By Aryaman Bhatia, Science, and Tech editor, and by Ahmad Alsayouf, Science and Tech Staff Reporter
57 million tonnes, that’s how much the entire world has collected in 2021 alone, that’s heavier than the weight of the Great Wall of China. Now thinking that this isn’t a lot since there are more than a trillion tonnes of plastic, you’re wrong, the number of rare-earth metals and other liquids within these electronics does even more harm than plastic does.
About 20% of e-waste is recycled compared to the 2 million tonnes of it produced every year this also shows that e-waste is an overlooked competent within the environment and we need to start paying more attention to it.
Over the years, many toxic metals have been extracted from e-waste piles, such as Cadmium, copper, zinc, lead, chromium, americium, nickel, and thallium. For example, lead can remain in the soil for a great amount of time and can lead to serious health risks, including lead poisoning. Americium’s lifespan is about 432 years while cadmium’s lifespan is about 38 years. iPhones are made up of titanium, iron, aluminum, copper, nickel, and tin.
Titanium lasts about 20 years, while iron, copper, lead, and tin can survive for thousands of years. As previously stated, iPhones have multiple types of rare-earth metals, such as titanium, iron, copper, lead, and tin. When all these metals are combined into one phone, that phone can survive for thousands of years.
Several corporations and groups are attempting to battle the conflict between humanity and e-waste. Of course, the UN is doing everything it can to battle this issue, but with a topic as broad as the environment and sustainability containing so many other topics and issues, e-waste is only a small part of the picture.
The most visible firm addressing this issue is the E-Waste Alliance, a global student-led group (EWA). EWA is tackling these difficulties by utilizing the next generation as a weapon, making the organization student-led, and having many students from all over the world, which allows them to acquire varied ideas from various viewpoints.
This group also raises awareness through their annual Global Summit event, which features speakers from the United Nations urging students to make a difference in their neighborhood.
Another well-known company is Apple, which uses recycled metal from landfills in their phones to create a more sustainable business model and more diversified prospects with other firms.
Furthermore, Apple can even benefit more from this as it allows them to make phones cheaper than their competitors as most of their internal metal comes from landslides.

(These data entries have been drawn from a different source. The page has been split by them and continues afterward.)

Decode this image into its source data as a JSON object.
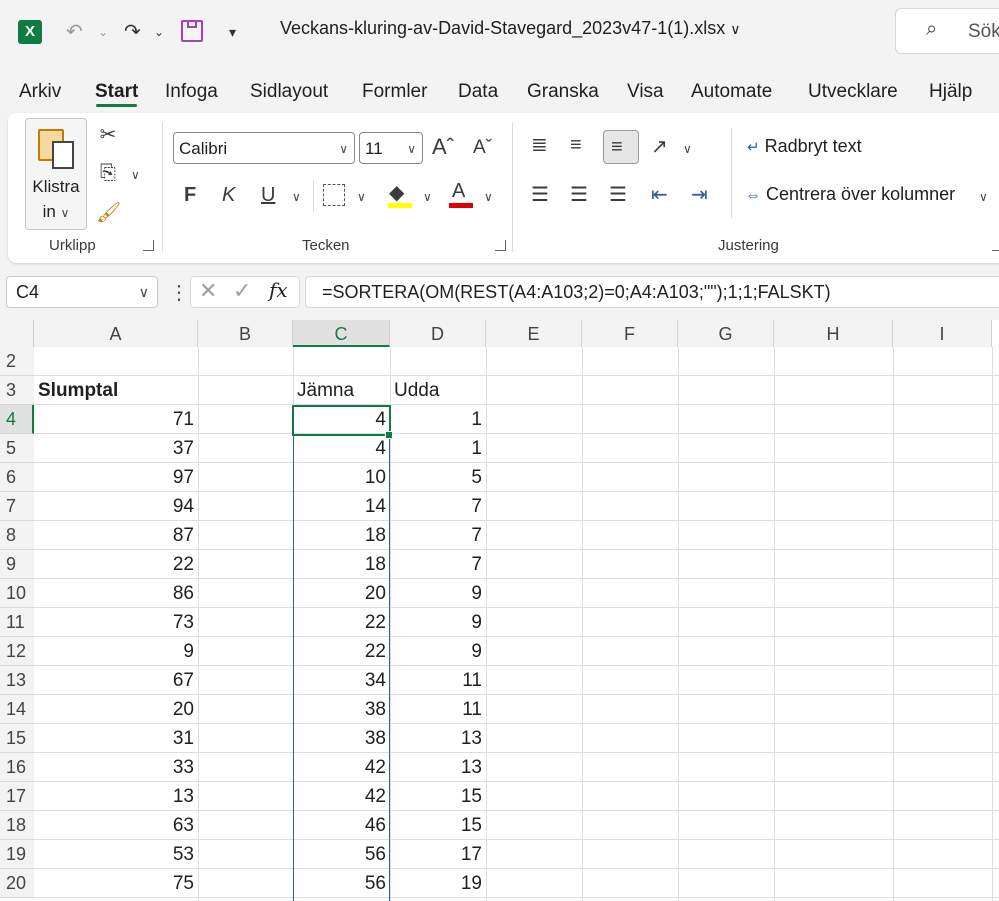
{
  "titlebar": {
    "app_icon": "X",
    "filename": "Veckans-kluring-av-David-Stavegard_2023v47-1(1).xlsx",
    "search_placeholder": "Sök"
  },
  "tabs": [
    "Arkiv",
    "Start",
    "Infoga",
    "Sidlayout",
    "Formler",
    "Data",
    "Granska",
    "Visa",
    "Automate",
    "Utvecklare",
    "Hjälp"
  ],
  "active_tab": "Start",
  "ribbon": {
    "clipboard": {
      "paste_label_line1": "Klistra",
      "paste_label_line2": "in",
      "group_label": "Urklipp"
    },
    "font": {
      "font_name": "Calibri",
      "font_size": "11",
      "bold": "F",
      "italic": "K",
      "underline": "U",
      "group_label": "Tecken"
    },
    "alignment": {
      "wrap_text": "Radbryt text",
      "merge_center": "Centrera över kolumner",
      "group_label": "Justering"
    }
  },
  "formula_bar": {
    "name_box": "C4",
    "fx": "fx",
    "formula": "=SORTERA(OM(REST(A4:A103;2)=0;A4:A103;\"\");1;1;FALSKT)"
  },
  "sheet": {
    "columns": [
      "A",
      "B",
      "C",
      "D",
      "E",
      "F",
      "G",
      "H",
      "I"
    ],
    "selected_column": "C",
    "selected_row": "4",
    "header_row": {
      "row": "3",
      "A": "Slumptal",
      "C": "Jämna",
      "D": "Udda"
    },
    "rows": [
      {
        "row": "2",
        "A": "",
        "C": "",
        "D": ""
      },
      {
        "row": "3",
        "A": "",
        "C": "",
        "D": ""
      },
      {
        "row": "4",
        "A": "71",
        "C": "4",
        "D": "1"
      },
      {
        "row": "5",
        "A": "37",
        "C": "4",
        "D": "1"
      },
      {
        "row": "6",
        "A": "97",
        "C": "10",
        "D": "5"
      },
      {
        "row": "7",
        "A": "94",
        "C": "14",
        "D": "7"
      },
      {
        "row": "8",
        "A": "87",
        "C": "18",
        "D": "7"
      },
      {
        "row": "9",
        "A": "22",
        "C": "18",
        "D": "7"
      },
      {
        "row": "10",
        "A": "86",
        "C": "20",
        "D": "9"
      },
      {
        "row": "11",
        "A": "73",
        "C": "22",
        "D": "9"
      },
      {
        "row": "12",
        "A": "9",
        "C": "22",
        "D": "9"
      },
      {
        "row": "13",
        "A": "67",
        "C": "34",
        "D": "11"
      },
      {
        "row": "14",
        "A": "20",
        "C": "38",
        "D": "11"
      },
      {
        "row": "15",
        "A": "31",
        "C": "38",
        "D": "13"
      },
      {
        "row": "16",
        "A": "33",
        "C": "42",
        "D": "13"
      },
      {
        "row": "17",
        "A": "13",
        "C": "42",
        "D": "15"
      },
      {
        "row": "18",
        "A": "63",
        "C": "46",
        "D": "15"
      },
      {
        "row": "19",
        "A": "53",
        "C": "56",
        "D": "17"
      },
      {
        "row": "20",
        "A": "75",
        "C": "56",
        "D": "19"
      }
    ]
  },
  "colors": {
    "excel_green": "#107c41",
    "selection_blue": "#2f5aa8"
  }
}
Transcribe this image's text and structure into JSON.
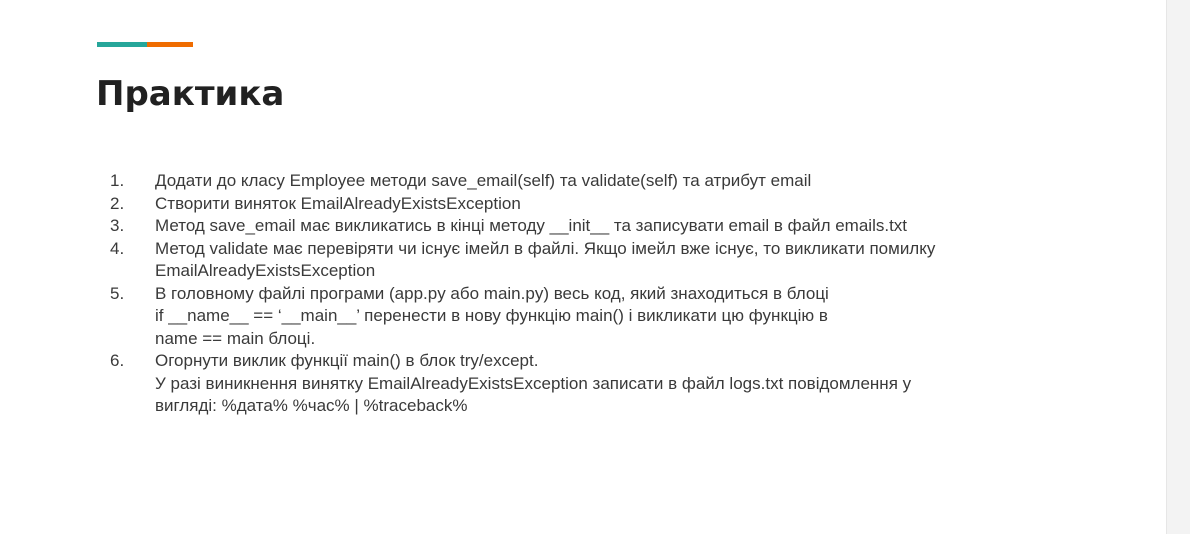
{
  "slide": {
    "title": "Практика",
    "accent_colors": [
      "#26a69a",
      "#ef6c00"
    ],
    "tasks": [
      {
        "number": "1.",
        "lines": [
          "Додати до класу Employee методи save_email(self) та validate(self) та атрибут email"
        ]
      },
      {
        "number": "2.",
        "lines": [
          "Створити виняток EmailAlreadyExistsException"
        ]
      },
      {
        "number": "3.",
        "lines": [
          "Метод save_email має викликатись в кінці методу __init__ та записувати email в файл emails.txt"
        ]
      },
      {
        "number": "4.",
        "lines": [
          "Метод validate має перевіряти чи існує імейл в файлі. Якщо імейл вже існує, то викликати помилку",
          "EmailAlreadyExistsException"
        ]
      },
      {
        "number": "5.",
        "lines": [
          "В головному файлі програми (app.py або main.py) весь код, який знаходиться в блоці",
          "if __name__ == ‘__main__’ перенести в нову функцію main() і викликати цю функцію в",
          "name == main блоці."
        ]
      },
      {
        "number": "6.",
        "lines": [
          "Огорнути виклик функції main() в блок try/except.",
          "У разі виникнення винятку EmailAlreadyExistsException записати в файл logs.txt повідомлення у",
          "вигляді: %дата% %час% | %traceback%"
        ]
      }
    ]
  }
}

Their relationship between eco-friendly products and their production of phones allows our world to understand the true definition of the famous quote “Another man’s trash is another man’s treasure.”
With all of this information, it is possible to conclude that e-waste has a negative impact on the world, demonstrating that even technological pioneers such as Apple can’t help much with the inevitable demise of the human population and having so much E-waste in the world with the lasting effects that it has the potential to completely destroy our world unless we take action right now!